| Collection entries |
----

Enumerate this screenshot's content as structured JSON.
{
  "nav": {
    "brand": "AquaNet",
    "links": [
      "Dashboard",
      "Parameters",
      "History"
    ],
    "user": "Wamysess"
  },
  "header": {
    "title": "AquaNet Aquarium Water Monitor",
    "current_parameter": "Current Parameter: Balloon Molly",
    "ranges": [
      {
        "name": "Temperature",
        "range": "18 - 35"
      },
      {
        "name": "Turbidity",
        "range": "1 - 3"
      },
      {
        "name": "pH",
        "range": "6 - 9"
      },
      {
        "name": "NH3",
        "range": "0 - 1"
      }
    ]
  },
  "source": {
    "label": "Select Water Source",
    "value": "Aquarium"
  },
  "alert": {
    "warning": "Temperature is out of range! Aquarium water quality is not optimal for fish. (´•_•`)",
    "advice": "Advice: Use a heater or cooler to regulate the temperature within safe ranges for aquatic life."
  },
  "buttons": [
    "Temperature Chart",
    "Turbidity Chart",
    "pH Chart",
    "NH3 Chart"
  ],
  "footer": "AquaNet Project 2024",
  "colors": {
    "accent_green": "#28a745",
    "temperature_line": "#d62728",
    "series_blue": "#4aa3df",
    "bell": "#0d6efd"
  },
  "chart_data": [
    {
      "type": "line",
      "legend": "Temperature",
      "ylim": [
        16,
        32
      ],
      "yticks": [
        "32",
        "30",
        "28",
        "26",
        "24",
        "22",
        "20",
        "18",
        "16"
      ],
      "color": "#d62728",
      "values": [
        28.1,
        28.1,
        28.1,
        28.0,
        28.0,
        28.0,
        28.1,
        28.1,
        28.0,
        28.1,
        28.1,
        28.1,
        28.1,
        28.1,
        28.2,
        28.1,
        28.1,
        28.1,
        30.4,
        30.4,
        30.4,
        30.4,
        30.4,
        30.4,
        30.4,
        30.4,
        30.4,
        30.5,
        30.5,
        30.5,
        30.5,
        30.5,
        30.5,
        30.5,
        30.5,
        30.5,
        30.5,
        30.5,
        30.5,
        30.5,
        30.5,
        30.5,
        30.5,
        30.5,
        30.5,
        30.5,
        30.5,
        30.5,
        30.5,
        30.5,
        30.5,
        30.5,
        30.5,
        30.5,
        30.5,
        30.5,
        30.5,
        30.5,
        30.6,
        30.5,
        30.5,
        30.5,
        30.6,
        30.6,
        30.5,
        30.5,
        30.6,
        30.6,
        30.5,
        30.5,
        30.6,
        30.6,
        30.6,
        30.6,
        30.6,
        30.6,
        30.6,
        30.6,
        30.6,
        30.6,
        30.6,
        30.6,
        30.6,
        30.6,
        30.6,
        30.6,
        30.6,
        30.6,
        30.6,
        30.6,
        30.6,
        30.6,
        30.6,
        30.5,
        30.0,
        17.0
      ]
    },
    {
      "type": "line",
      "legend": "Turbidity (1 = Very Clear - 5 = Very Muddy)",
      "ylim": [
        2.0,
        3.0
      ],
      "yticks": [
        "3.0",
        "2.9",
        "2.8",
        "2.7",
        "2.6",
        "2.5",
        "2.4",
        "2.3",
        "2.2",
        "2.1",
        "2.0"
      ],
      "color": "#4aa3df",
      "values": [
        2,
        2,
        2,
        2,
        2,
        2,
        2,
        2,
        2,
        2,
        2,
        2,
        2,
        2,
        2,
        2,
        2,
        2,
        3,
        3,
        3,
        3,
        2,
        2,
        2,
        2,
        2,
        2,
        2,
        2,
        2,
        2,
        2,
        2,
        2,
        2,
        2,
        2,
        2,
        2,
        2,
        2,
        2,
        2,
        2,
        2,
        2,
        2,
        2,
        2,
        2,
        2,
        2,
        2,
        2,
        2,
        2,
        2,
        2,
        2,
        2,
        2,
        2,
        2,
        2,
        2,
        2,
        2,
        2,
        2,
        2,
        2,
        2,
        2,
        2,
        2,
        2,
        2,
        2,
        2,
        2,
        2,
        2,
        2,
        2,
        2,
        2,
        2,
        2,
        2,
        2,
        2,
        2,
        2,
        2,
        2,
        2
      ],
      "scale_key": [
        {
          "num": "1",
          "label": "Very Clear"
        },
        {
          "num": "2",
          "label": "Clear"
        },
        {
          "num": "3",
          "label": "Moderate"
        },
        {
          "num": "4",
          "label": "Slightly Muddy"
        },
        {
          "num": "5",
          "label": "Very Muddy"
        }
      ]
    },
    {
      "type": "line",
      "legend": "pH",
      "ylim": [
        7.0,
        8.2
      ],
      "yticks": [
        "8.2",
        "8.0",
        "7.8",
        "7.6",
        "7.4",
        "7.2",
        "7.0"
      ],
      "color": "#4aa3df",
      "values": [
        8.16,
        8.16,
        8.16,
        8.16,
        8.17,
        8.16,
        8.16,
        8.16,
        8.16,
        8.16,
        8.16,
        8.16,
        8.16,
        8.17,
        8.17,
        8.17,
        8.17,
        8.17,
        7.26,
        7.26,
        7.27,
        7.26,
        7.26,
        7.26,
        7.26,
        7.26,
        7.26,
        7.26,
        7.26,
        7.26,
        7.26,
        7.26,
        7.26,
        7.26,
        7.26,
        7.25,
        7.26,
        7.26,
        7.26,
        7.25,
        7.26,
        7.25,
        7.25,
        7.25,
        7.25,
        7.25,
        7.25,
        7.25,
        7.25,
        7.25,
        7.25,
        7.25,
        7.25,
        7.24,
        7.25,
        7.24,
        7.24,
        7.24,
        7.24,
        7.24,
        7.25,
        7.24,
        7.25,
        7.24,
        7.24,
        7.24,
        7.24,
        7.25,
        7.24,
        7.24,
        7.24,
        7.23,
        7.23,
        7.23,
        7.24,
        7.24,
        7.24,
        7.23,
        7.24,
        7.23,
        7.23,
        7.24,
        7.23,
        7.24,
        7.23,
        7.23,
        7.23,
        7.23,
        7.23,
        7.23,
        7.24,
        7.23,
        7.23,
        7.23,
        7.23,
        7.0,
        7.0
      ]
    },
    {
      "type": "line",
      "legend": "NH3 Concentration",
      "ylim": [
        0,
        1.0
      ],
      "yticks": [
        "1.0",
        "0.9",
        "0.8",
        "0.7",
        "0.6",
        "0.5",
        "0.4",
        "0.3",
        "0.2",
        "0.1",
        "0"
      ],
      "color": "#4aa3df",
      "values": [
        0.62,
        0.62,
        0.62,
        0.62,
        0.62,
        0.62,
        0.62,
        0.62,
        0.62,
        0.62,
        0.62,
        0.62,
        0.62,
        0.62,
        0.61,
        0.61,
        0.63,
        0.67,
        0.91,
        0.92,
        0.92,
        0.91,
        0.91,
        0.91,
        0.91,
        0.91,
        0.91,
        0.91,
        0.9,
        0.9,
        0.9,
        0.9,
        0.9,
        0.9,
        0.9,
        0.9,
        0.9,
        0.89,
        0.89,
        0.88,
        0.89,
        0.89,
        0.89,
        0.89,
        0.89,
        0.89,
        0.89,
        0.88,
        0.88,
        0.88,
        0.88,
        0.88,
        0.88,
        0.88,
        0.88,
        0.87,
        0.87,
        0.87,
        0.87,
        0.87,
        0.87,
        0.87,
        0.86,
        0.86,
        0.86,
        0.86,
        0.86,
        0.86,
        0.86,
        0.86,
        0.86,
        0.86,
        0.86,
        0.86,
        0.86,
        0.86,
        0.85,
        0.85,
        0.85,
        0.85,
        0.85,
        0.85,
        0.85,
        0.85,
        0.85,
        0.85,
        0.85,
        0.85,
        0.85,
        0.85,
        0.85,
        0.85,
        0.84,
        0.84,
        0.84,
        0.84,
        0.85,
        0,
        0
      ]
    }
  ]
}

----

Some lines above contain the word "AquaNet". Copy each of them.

    "brand": "AquaNet",
    "title": "AquaNet Aquarium Water Monitor",
  "footer": "AquaNet Project 2024",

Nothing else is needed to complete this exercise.